--- Instructions for the task ---
Make an exact copy of all the records, one that contains none of the pictures.

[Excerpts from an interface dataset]
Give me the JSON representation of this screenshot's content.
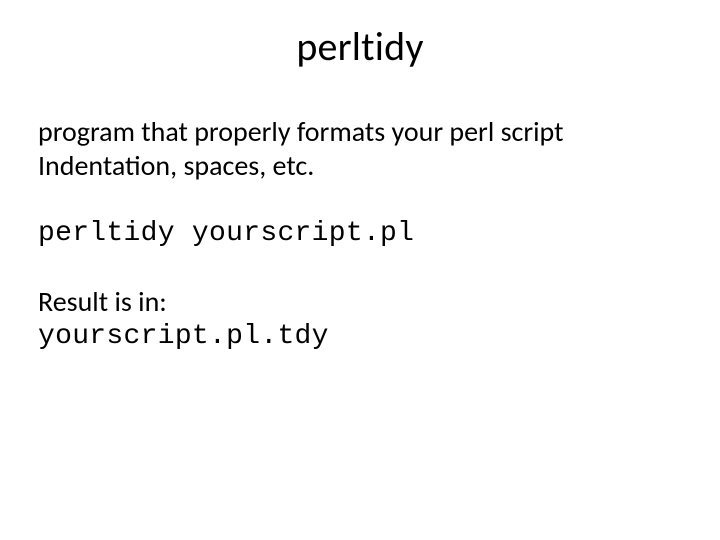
{
  "title": "perltidy",
  "body": {
    "line1": "program that properly formats your perl script",
    "line2": "Indentation,  spaces, etc.",
    "command": "perltidy yourscript.pl",
    "result_label": "Result is in:",
    "result_file": "yourscript.pl.tdy"
  }
}
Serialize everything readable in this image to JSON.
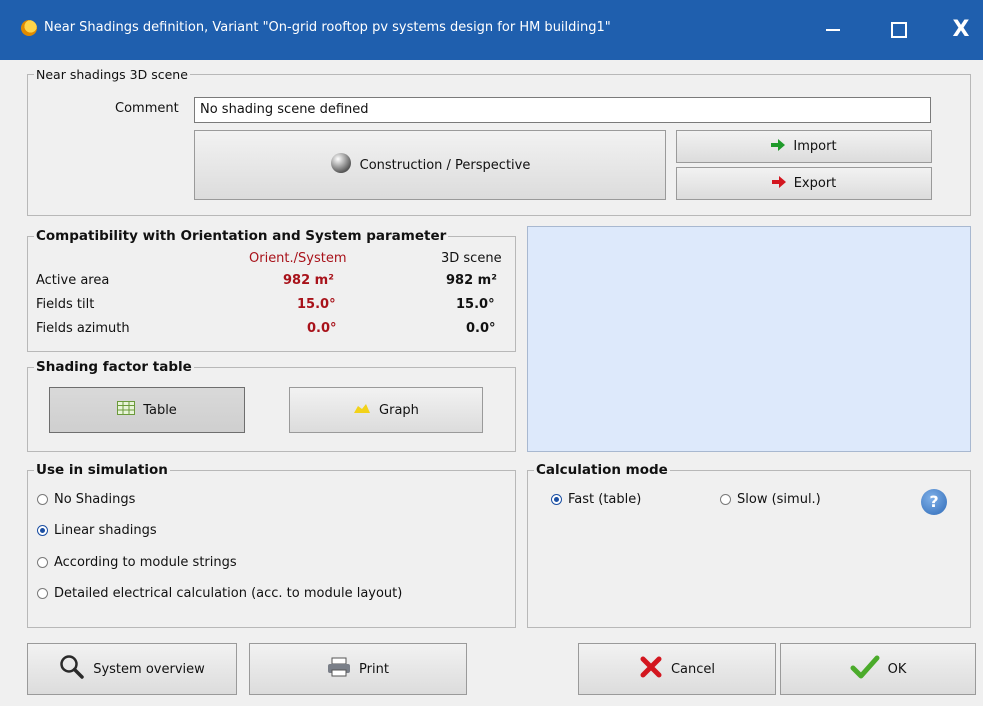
{
  "window": {
    "title": "Near Shadings definition, Variant \"On-grid rooftop pv systems design for HM building1\"",
    "minimize": "—",
    "maximize": "",
    "close": "X"
  },
  "scene": {
    "legend": "Near shadings 3D scene",
    "comment_label": "Comment",
    "comment_value": "No shading scene defined",
    "construction_label": "Construction / Perspective",
    "import_label": "Import",
    "export_label": "Export"
  },
  "compat": {
    "legend": "Compatibility with Orientation and System parameter",
    "col_orient": "Orient./System",
    "col_scene": "3D scene",
    "rows": [
      {
        "label": "Active area",
        "orient": "982 m²",
        "scene": "982 m²"
      },
      {
        "label": "Fields tilt",
        "orient": "15.0°",
        "scene": "15.0°"
      },
      {
        "label": "Fields azimuth",
        "orient": "0.0°",
        "scene": "0.0°"
      }
    ]
  },
  "shading_table": {
    "legend": "Shading factor table",
    "table_label": "Table",
    "graph_label": "Graph"
  },
  "simulation": {
    "legend": "Use in simulation",
    "options": [
      {
        "label": "No Shadings",
        "selected": false
      },
      {
        "label": "Linear shadings",
        "selected": true
      },
      {
        "label": "According to module strings",
        "selected": false
      },
      {
        "label": "Detailed electrical calculation (acc. to module layout)",
        "selected": false
      }
    ]
  },
  "calc_mode": {
    "legend": "Calculation mode",
    "fast_label": "Fast (table)",
    "slow_label": "Slow (simul.)",
    "selected": "fast",
    "help": "?"
  },
  "footer": {
    "overview_label": "System overview",
    "print_label": "Print",
    "cancel_label": "Cancel",
    "ok_label": "OK"
  },
  "colors": {
    "titlebar": "#1f5fae",
    "accent_red": "#a8121a",
    "preview_bg": "#dde9fb"
  },
  "icons": {
    "app": "app-sun-icon",
    "construction": "sphere-icon",
    "import": "green-arrow-icon",
    "export": "red-arrow-icon",
    "table": "table-grid-icon",
    "graph": "graph-icon",
    "overview": "magnifier-icon",
    "print": "printer-icon",
    "cancel": "red-x-icon",
    "ok": "green-check-icon",
    "help": "help-icon"
  }
}
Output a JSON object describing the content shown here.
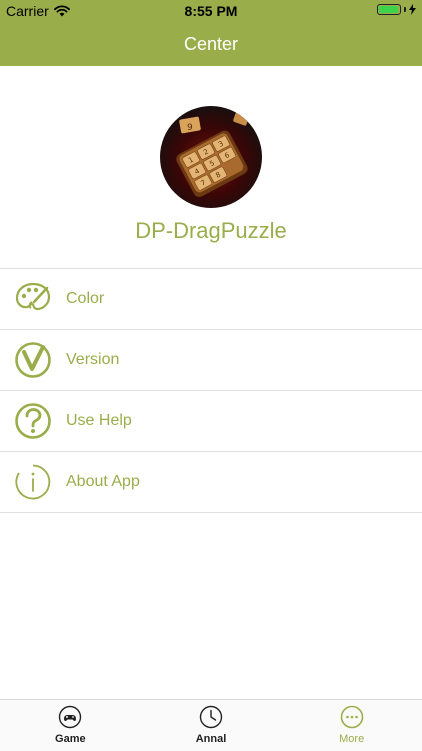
{
  "status_bar": {
    "carrier": "Carrier",
    "time": "8:55 PM"
  },
  "nav": {
    "title": "Center"
  },
  "header": {
    "app_name": "DP-DragPuzzle"
  },
  "menu": [
    {
      "label": "Color",
      "icon": "palette-icon"
    },
    {
      "label": "Version",
      "icon": "version-v-icon"
    },
    {
      "label": "Use Help",
      "icon": "question-icon"
    },
    {
      "label": "About App",
      "icon": "info-icon"
    }
  ],
  "tabs": [
    {
      "label": "Game",
      "icon": "gamepad-icon",
      "active": false
    },
    {
      "label": "Annal",
      "icon": "clock-icon",
      "active": false
    },
    {
      "label": "More",
      "icon": "more-dots-icon",
      "active": true
    }
  ],
  "colors": {
    "accent": "#9aad4b",
    "divider": "#e2e2e2"
  }
}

--- Exercise output ---
Give me the JSON representation of this screenshot's content.
{
  "title": "perltidy",
  "body": {
    "line1": "program that properly formats your perl script",
    "line2": "Indentation,  spaces, etc.",
    "command": "perltidy yourscript.pl",
    "result_label": "Result is in:",
    "result_file": "yourscript.pl.tdy"
  }
}
Serialize everything readable in this image to JSON.
{
  "window": {
    "title": "Near Shadings definition, Variant \"On-grid rooftop pv systems design for HM building1\"",
    "minimize": "—",
    "maximize": "",
    "close": "X"
  },
  "scene": {
    "legend": "Near shadings 3D scene",
    "comment_label": "Comment",
    "comment_value": "No shading scene defined",
    "construction_label": "Construction / Perspective",
    "import_label": "Import",
    "export_label": "Export"
  },
  "compat": {
    "legend": "Compatibility with Orientation and System parameter",
    "col_orient": "Orient./System",
    "col_scene": "3D scene",
    "rows": [
      {
        "label": "Active area",
        "orient": "982 m²",
        "scene": "982 m²"
      },
      {
        "label": "Fields tilt",
        "orient": "15.0°",
        "scene": "15.0°"
      },
      {
        "label": "Fields azimuth",
        "orient": "0.0°",
        "scene": "0.0°"
      }
    ]
  },
  "shading_table": {
    "legend": "Shading factor table",
    "table_label": "Table",
    "graph_label": "Graph"
  },
  "simulation": {
    "legend": "Use in simulation",
    "options": [
      {
        "label": "No Shadings",
        "selected": false
      },
      {
        "label": "Linear shadings",
        "selected": true
      },
      {
        "label": "According to module strings",
        "selected": false
      },
      {
        "label": "Detailed electrical calculation (acc. to module layout)",
        "selected": false
      }
    ]
  },
  "calc_mode": {
    "legend": "Calculation mode",
    "fast_label": "Fast (table)",
    "slow_label": "Slow (simul.)",
    "selected": "fast",
    "help": "?"
  },
  "footer": {
    "overview_label": "System overview",
    "print_label": "Print",
    "cancel_label": "Cancel",
    "ok_label": "OK"
  },
  "colors": {
    "titlebar": "#1f5fae",
    "accent_red": "#a8121a",
    "preview_bg": "#dde9fb"
  },
  "icons": {
    "app": "app-sun-icon",
    "construction": "sphere-icon",
    "import": "green-arrow-icon",
    "export": "red-arrow-icon",
    "table": "table-grid-icon",
    "graph": "graph-icon",
    "overview": "magnifier-icon",
    "print": "printer-icon",
    "cancel": "red-x-icon",
    "ok": "green-check-icon",
    "help": "help-icon"
  }
}
Output a JSON object describing the content shown here.
{
  "status_bar": {
    "carrier": "Carrier",
    "time": "8:55 PM"
  },
  "nav": {
    "title": "Center"
  },
  "header": {
    "app_name": "DP-DragPuzzle"
  },
  "menu": [
    {
      "label": "Color",
      "icon": "palette-icon"
    },
    {
      "label": "Version",
      "icon": "version-v-icon"
    },
    {
      "label": "Use Help",
      "icon": "question-icon"
    },
    {
      "label": "About App",
      "icon": "info-icon"
    }
  ],
  "tabs": [
    {
      "label": "Game",
      "icon": "gamepad-icon",
      "active": false
    },
    {
      "label": "Annal",
      "icon": "clock-icon",
      "active": false
    },
    {
      "label": "More",
      "icon": "more-dots-icon",
      "active": true
    }
  ],
  "colors": {
    "accent": "#9aad4b",
    "divider": "#e2e2e2"
  }
}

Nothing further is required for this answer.